  33. 33.  A large number of investigations on the oxidation of ferrate have been reported : strong, selective oxidant  Ammonia, cyanide, anilines, hydrogen sulphide  Alcohols, amino-acids, carboxylic, phenol  8 mg/L dose of ferrate could remove 99.9% total coliform and 97% total bacteria (Waite, 1979)  remove more turbidity from model colloidal systems Fe(III) and Fe(II) salts (Waite and Gray, 1984)  Enhance the removal of algae by alum coagulation; reduce alum dosage (Ma and Liu, 2002) APPLICATION OF FERRATE IN WATER AND WASTE WATER TREATMENT
  34. 34. FERRATE SYNTHESIS Basically, there are 3 methods for the synthesis of ferrate :  The dry oxidation method : iron oxide containing minerals are heated under strongly alkaline conditions with oxygen supplement The electro-chemical method : iron or alloy is oxidized. in the electrolyte solution of NaOH/ KOH  The wet oxidation method : an iron(III) salt is oxidised under strongly alkaline conditions using either hypochlorite or chlorine as an oxdising agent
  35. 35. LABSCALE FERRATE PREPARATION Wet oxidation method: oxidation ferric nitrate with hypochlorite Generating chlorine : KMnO4 + 8 HCl  MnCl2 + 5/2 Cl2 + 4H2O + KCl Bubbling the chlorine gas through a potassium hydroxide solution to form hypochlorite solution: Cl2 + 2KOH  KClO + KCl + H2O Oxidising ferric nitrate with hypochlorite : 2Fe3+ + 3OCl- + 10OH- 2FeO4 2- + 3Cl- + 5H2O  Ferrate purity : 90 – 95% (solid phase)
  36. 36. FERRATE PREPARATION RIG
  37. 37. FERRATE PRODUCT
  38. 38. EXPERIMENTAL METHODS AND MATERIALS • Surface water taken from Hau river – Mekong river branch •Buffer solutions: pH adjustment with HCl and NaOH Parameter Unit Value pH - 7.0 – 7.4 TSS mg/L 164 Turbidity NTU 109 Color Pt-Co 0.34 UV254 - abs cm-1 0.0436 CODMn mg/L 19.7 TOC mg/L 7.59 Fe mg/L 0.77 Coliforms MPN/100ml 29.104
  39. 39. RESULTS: TURBIDITY REMOVAL 0 10 20 30 40 50 60 70 80 90 100 0.25 0.5 0.75 2.5 5 7.5 10 Turbidityremoval(%) Ferrate dose (mgFe/L) pH 5 pH 6 pH 7 pH 8 pH 9 Low coagulation performance due to restabilization
  40. 40. RESULTS: ORGANIC REMOVAL 0 10 20 30 40 50 60 70 80 90 100 0.25 0.5 0.75 2.5 5 7.5 10 TOCremoval% Ferrate dosage as mgFe/L pH 5 pH 6 pH 7 pH 8 pH 9

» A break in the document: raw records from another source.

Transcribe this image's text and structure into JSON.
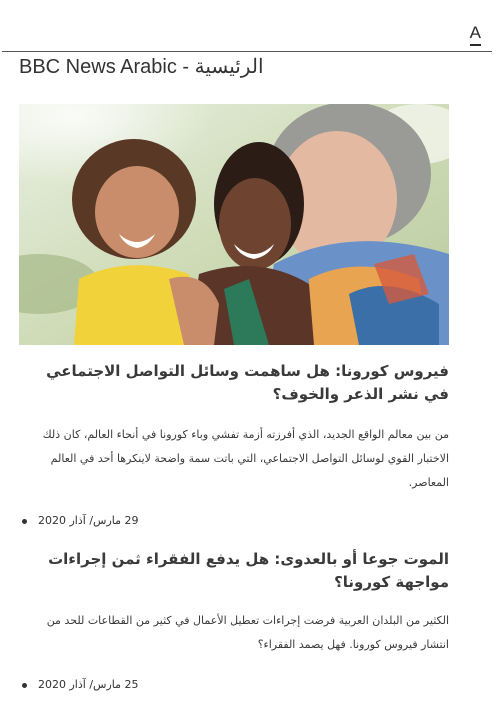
{
  "header": {
    "font_toggle_label": "A",
    "site_title": "BBC News Arabic - الرئيسية"
  },
  "articles": [
    {
      "title": "فيروس كورونا: هل ساهمت وسائل التواصل الاجتماعي في نشر الذعر والخوف؟",
      "summary": "من بين معالم الواقع الجديد، الذي أفرزته أزمة تفشي وباء كورونا في أنحاء العالم، كان ذلك الاختبار القوي لوسائل التواصل الاجتماعي، التي باتت سمة واضحة لاينكرها أحد في العالم المعاصر.",
      "date": "29 مارس/ آذار 2020",
      "image_icon": "family-photo"
    },
    {
      "title": "الموت جوعا أو بالعدوى: هل يدفع الفقراء ثمن إجراءات مواجهة كورونا؟",
      "summary": "الكثير من البلدان العربية فرضت إجراءات تعطيل الأعمال في كثير من القطاعات للحد من انتشار فيروس كورونا. فهل يصمد الفقراء؟",
      "date": "25 مارس/ آذار 2020"
    }
  ]
}
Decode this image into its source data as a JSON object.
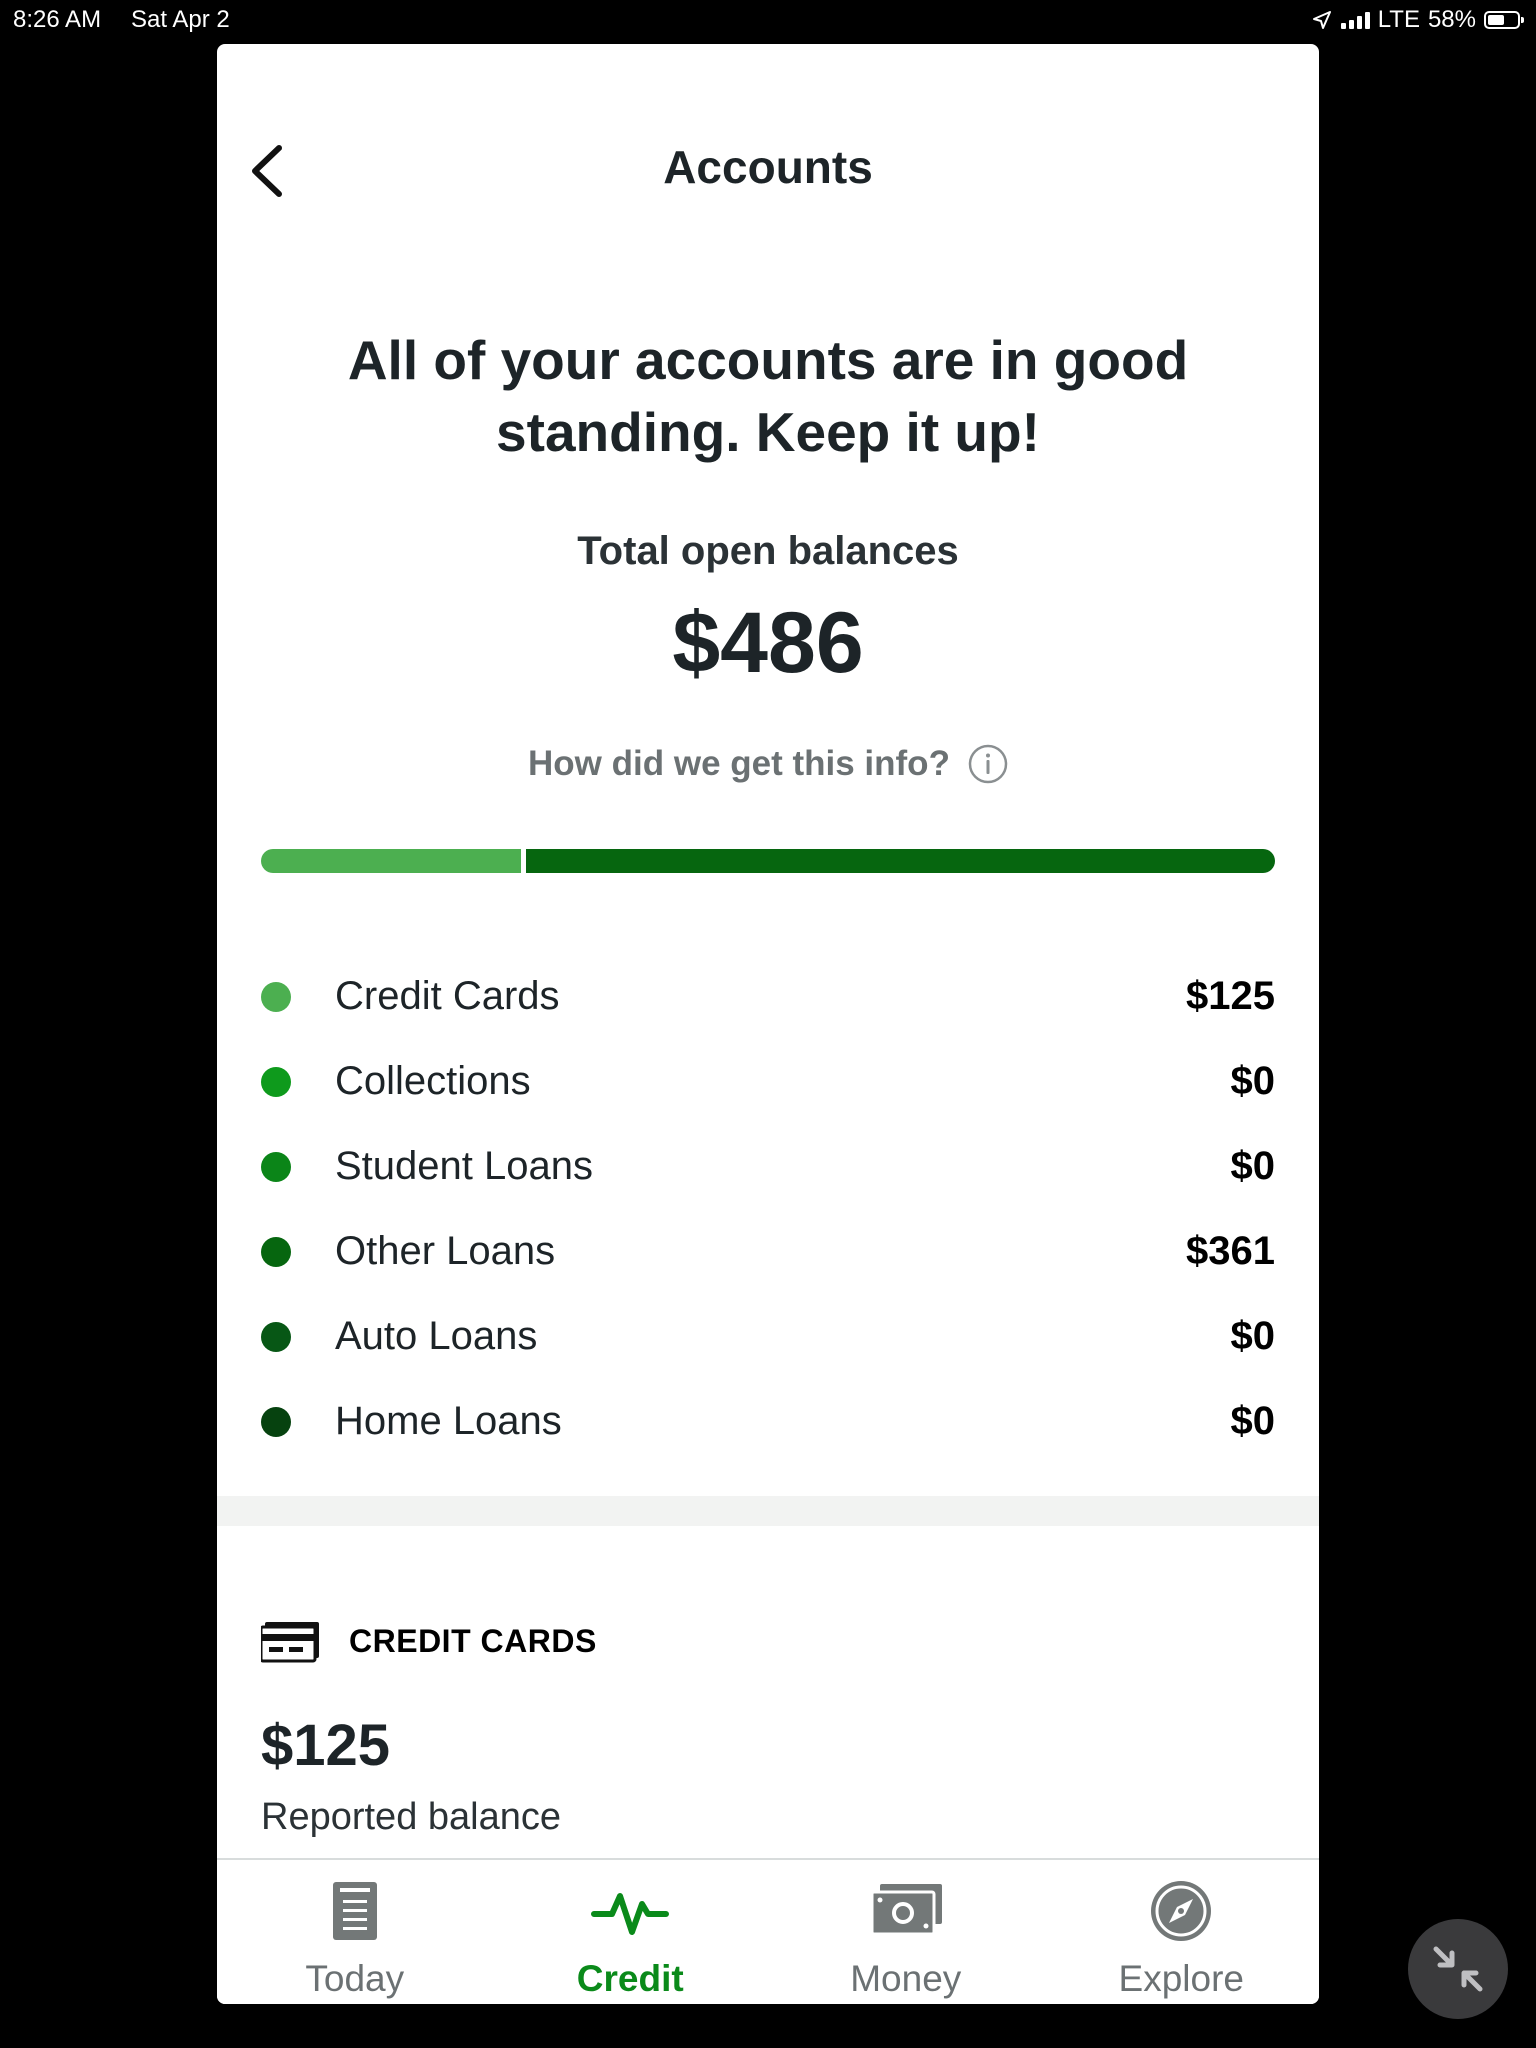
{
  "status_bar": {
    "time": "8:26 AM",
    "date": "Sat Apr 2",
    "network": "LTE",
    "battery": "58%",
    "battery_level": 0.58
  },
  "nav": {
    "title": "Accounts",
    "back_icon": "chevron-left-icon"
  },
  "summary": {
    "headline": "All of your accounts are in good standing. Keep it up!",
    "total_label": "Total open balances",
    "total_value": "$486",
    "info_link": "How did we get this info?",
    "info_icon": "info-icon"
  },
  "balance_bar": {
    "segments": [
      {
        "name": "Credit Cards",
        "value": 125,
        "color": "#4caf50"
      },
      {
        "name": "Other Loans",
        "value": 361,
        "color": "#06660f"
      }
    ]
  },
  "categories": [
    {
      "label": "Credit Cards",
      "value": "$125",
      "color": "#4caf50"
    },
    {
      "label": "Collections",
      "value": "$0",
      "color": "#0e9a1c"
    },
    {
      "label": "Student Loans",
      "value": "$0",
      "color": "#0b8518"
    },
    {
      "label": "Other Loans",
      "value": "$361",
      "color": "#06660f"
    },
    {
      "label": "Auto Loans",
      "value": "$0",
      "color": "#075715"
    },
    {
      "label": "Home Loans",
      "value": "$0",
      "color": "#06420f"
    }
  ],
  "credit_cards_section": {
    "icon": "credit-card-icon",
    "title": "CREDIT CARDS",
    "amount": "$125",
    "subtitle": "Reported balance"
  },
  "tabs": [
    {
      "label": "Today",
      "icon": "document-icon",
      "active": false
    },
    {
      "label": "Credit",
      "icon": "pulse-icon",
      "active": true
    },
    {
      "label": "Money",
      "icon": "cash-icon",
      "active": false
    },
    {
      "label": "Explore",
      "icon": "compass-icon",
      "active": false
    }
  ],
  "colors": {
    "accent": "#0a8a1a",
    "text": "#1d2428",
    "muted": "#6b7173"
  },
  "floating_button_icon": "collapse-arrows-icon"
}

  41. 41. RESULTS: EFFECTS OF PH 3.58 5.41 7.84 51.96 82.43 85.74 86.89 0 10 20 30 40 50 60 70 80 90 100 0.25 0.5 0.75 2.5 5 7.5 10 RemovalEfficiency(%) Ferrate dose as mgFe/L pH = 5 Turbidity 1.76 3.72 2.43 17.84 31.42 31.62 42.64 0 10 20 30 40 50 60 70 80 90 100 0.25 0.5 0.75 2.5 5 7.5 10 Removalefficiency(%) Ferrate dose as mgFe/LpH =7 • Oxidation effect : higher • Coagulation effect: lower • Oxidation effect : lower • Coagulation effect: higher TOC
  42. 42. RESULTS: DISINFECTION 0 20 40 60 80 100 120 0.25 0.5 0.75 2.5 5 7.5 10 Coliformsdeactivation(%) Ferrate dose as mgFe/L pH 5 pH 6 pH 7 pH 8 pH 9

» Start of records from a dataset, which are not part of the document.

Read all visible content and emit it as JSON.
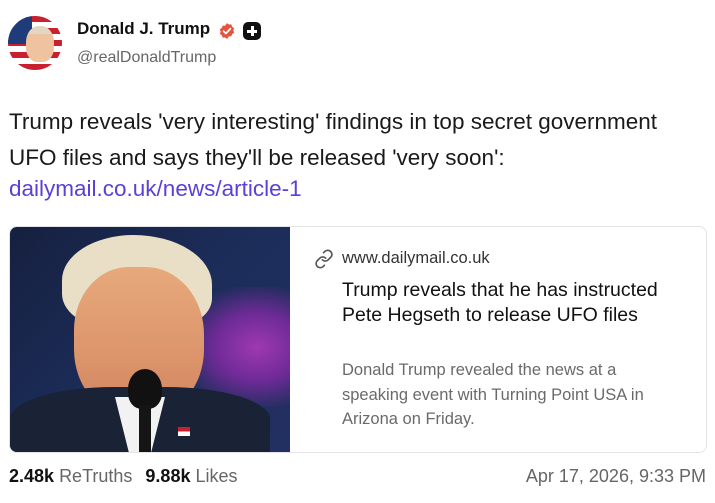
{
  "author": {
    "display_name": "Donald J. Trump",
    "handle": "@realDonaldTrump",
    "verified_icon": "verified-badge-icon",
    "extra_badge_icon": "plus-badge-icon",
    "verified_color": "#e5533f"
  },
  "post": {
    "text": "Trump reveals 'very interesting' findings in top secret government UFO files and says they'll be released 'very soon':",
    "link_text": "dailymail.co.uk/news/article-1",
    "link_color": "#5b3fd6"
  },
  "card": {
    "domain": "www.dailymail.co.uk",
    "title": "Trump reveals that he has instructed Pete Hegseth to release UFO files",
    "description": "Donald Trump revealed the news at a speaking event with Turning Point USA in Arizona on Friday.",
    "icon": "link-icon"
  },
  "footer": {
    "retruths_count": "2.48k",
    "retruths_label": "ReTruths",
    "likes_count": "9.88k",
    "likes_label": "Likes",
    "timestamp": "Apr 17, 2026, 9:33 PM"
  }
}
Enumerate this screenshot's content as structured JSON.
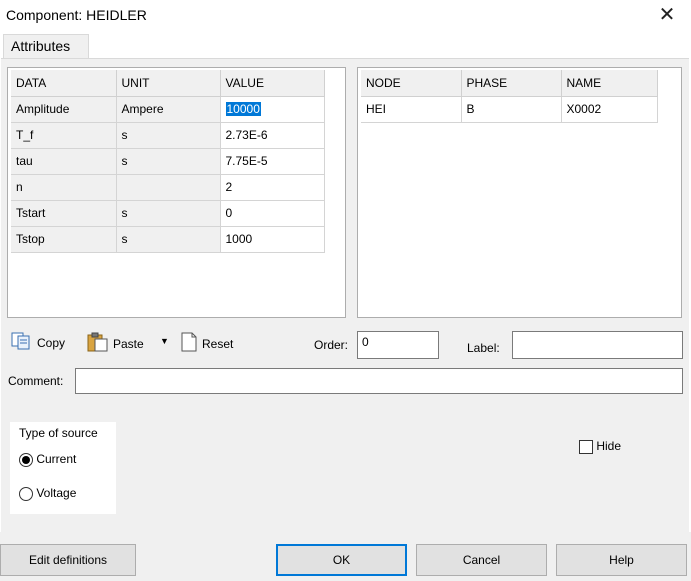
{
  "window": {
    "title": "Component: HEIDLER"
  },
  "tabs": {
    "attributes": "Attributes"
  },
  "attributes_table": {
    "headers": [
      "DATA",
      "UNIT",
      "VALUE"
    ],
    "rows": [
      [
        "Amplitude",
        "Ampere",
        "10000"
      ],
      [
        "T_f",
        "s",
        "2.73E-6"
      ],
      [
        "tau",
        "s",
        "7.75E-5"
      ],
      [
        "n",
        "",
        "2"
      ],
      [
        "Tstart",
        "s",
        "0"
      ],
      [
        "Tstop",
        "s",
        "1000"
      ]
    ]
  },
  "node_table": {
    "headers": [
      "NODE",
      "PHASE",
      "NAME"
    ],
    "rows": [
      [
        "HEI",
        "B",
        "X0002"
      ]
    ]
  },
  "toolbar": {
    "copy": "Copy",
    "paste": "Paste",
    "reset": "Reset"
  },
  "order": {
    "label": "Order:",
    "value": "0"
  },
  "label_field": {
    "label": "Label:",
    "value": ""
  },
  "comment": {
    "label": "Comment:",
    "value": ""
  },
  "source": {
    "title": "Type of source",
    "current": "Current",
    "voltage": "Voltage",
    "selected": "Current"
  },
  "hide": {
    "label": "Hide",
    "checked": false
  },
  "buttons": {
    "edit": "Edit definitions",
    "ok": "OK",
    "cancel": "Cancel",
    "help": "Help"
  },
  "colors": {
    "selection": "#0078d7",
    "panel": "#f0f0f0"
  }
}
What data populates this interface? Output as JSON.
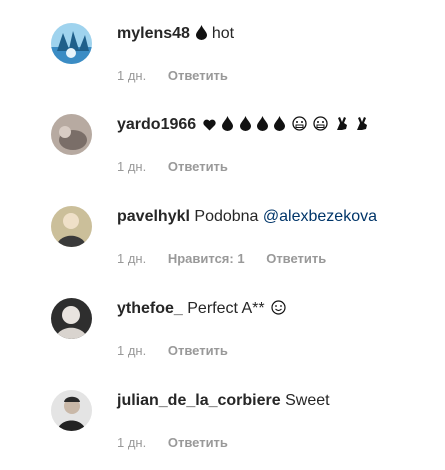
{
  "comments": [
    {
      "username": "mylens48",
      "text": "hot",
      "emoji": [
        "drop-icon"
      ],
      "time": "1 дн.",
      "likes": "",
      "reply": "Ответить",
      "avatar_color": "#3b8cc4"
    },
    {
      "username": "yardo1966",
      "text": "",
      "emoji": [
        "heart-icon",
        "drop-icon",
        "drop-icon",
        "drop-icon",
        "drop-icon",
        "grimace-face-icon",
        "grimace-face-icon",
        "ok-hand-icon",
        "ok-hand-icon"
      ],
      "time": "1 дн.",
      "likes": "",
      "reply": "Ответить",
      "avatar_color": "#7a6e68"
    },
    {
      "username": "pavelhykl",
      "text": "Podobna",
      "mention": "@alexbezekova",
      "emoji": [],
      "time": "1 дн.",
      "likes": "Нравится: 1",
      "reply": "Ответить",
      "avatar_color": "#8b7d5a"
    },
    {
      "username": "ythefoe_",
      "text": "Perfect A**",
      "emoji": [
        "smiley-icon"
      ],
      "time": "1 дн.",
      "likes": "",
      "reply": "Ответить",
      "avatar_color": "#4a4a4a"
    },
    {
      "username": "julian_de_la_corbiere",
      "text": "Sweet",
      "emoji": [],
      "time": "1 дн.",
      "likes": "",
      "reply": "Ответить",
      "avatar_color": "#cfcfcf"
    }
  ]
}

  43. 43. CONCLUSION  Ferrate is a promising water treatment agent for emergent water supply to people in flooding region, due to:  Its simple use :all in one stage  Kill all coliform (bacteria) up to 4 log  Remove 80% turbidity and 42% TOC at pH 7  Coupled with a simple sand-filter, treated water meets VN standard for drinking water.  Effectively degrade pesticides, herbicides… (anticipated)

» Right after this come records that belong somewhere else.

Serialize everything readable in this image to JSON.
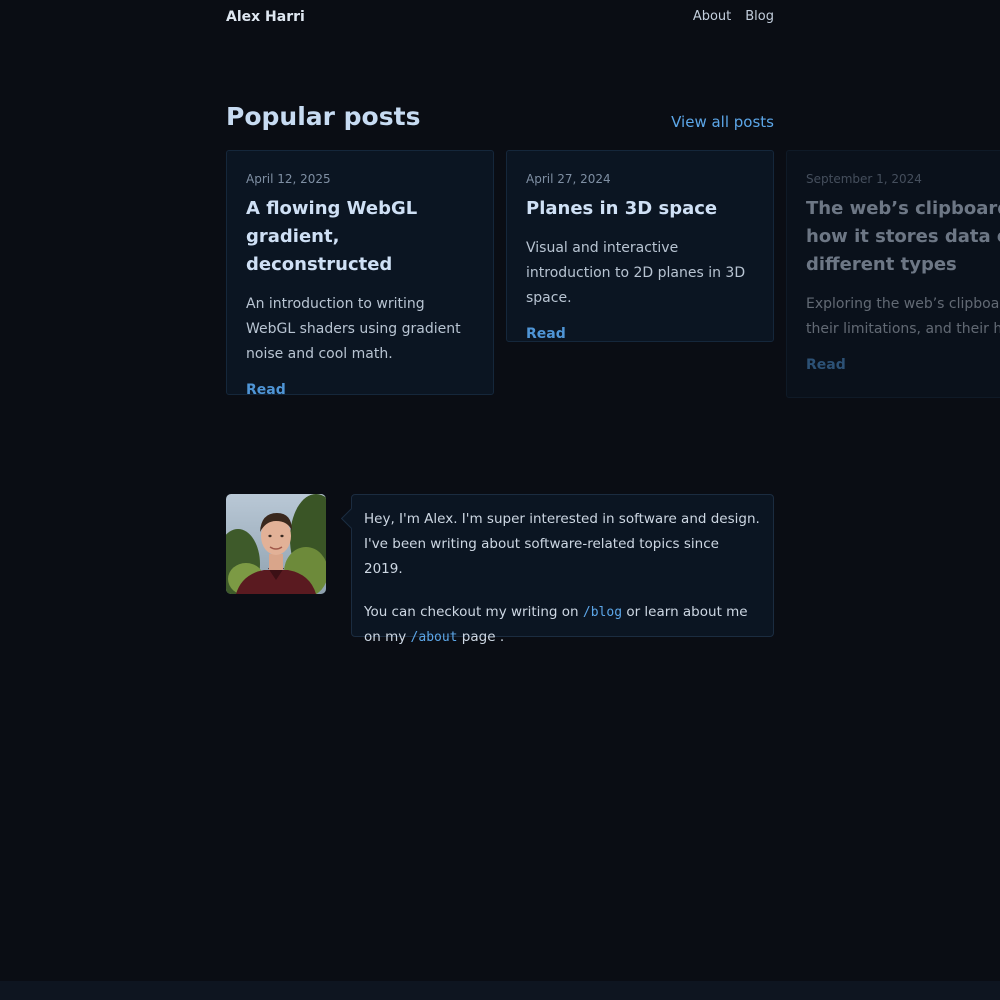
{
  "header": {
    "site_name": "Alex Harri",
    "nav": [
      {
        "label": "About"
      },
      {
        "label": "Blog"
      }
    ]
  },
  "popular": {
    "title": "Popular posts",
    "view_all": "View all posts",
    "posts": [
      {
        "date": "April 12, 2025",
        "title": "A flowing WebGL gradient, deconstructed",
        "description": "An introduction to writing WebGL shaders using gradient noise and cool math.",
        "read": "Read"
      },
      {
        "date": "April 27, 2024",
        "title": "Planes in 3D space",
        "description": "Visual and interactive introduction to 2D planes in 3D space.",
        "read": "Read"
      },
      {
        "date": "September 1, 2024",
        "title": "The web’s clipboard, and how it stores data of different types",
        "description": "Exploring the web’s clipboard APIs, their limitations, and their history.",
        "read": "Read"
      }
    ]
  },
  "intro": {
    "p1": "Hey, I'm Alex. I'm super interested in software and design. I've been writing about software-related topics since 2019.",
    "p2_before": "You can checkout my writing on ",
    "blog_link": "/blog",
    "p2_middle": " or learn about me on my ",
    "about_link": "/about",
    "p2_after": " page ."
  },
  "colors": {
    "background": "#0a0d14",
    "card": "#0b1522",
    "accent": "#5ca6e8",
    "heading": "#c7dbf2"
  },
  "icons": {
    "avatar": "portrait-photo"
  }
}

  44. 44. ACKNOWDGMENT This research is funded by Vietnam National University HoChiMinh City (VNU-HCM) under grant number C2015-20-32
  45. 45.  Thank you very much for your listening!

×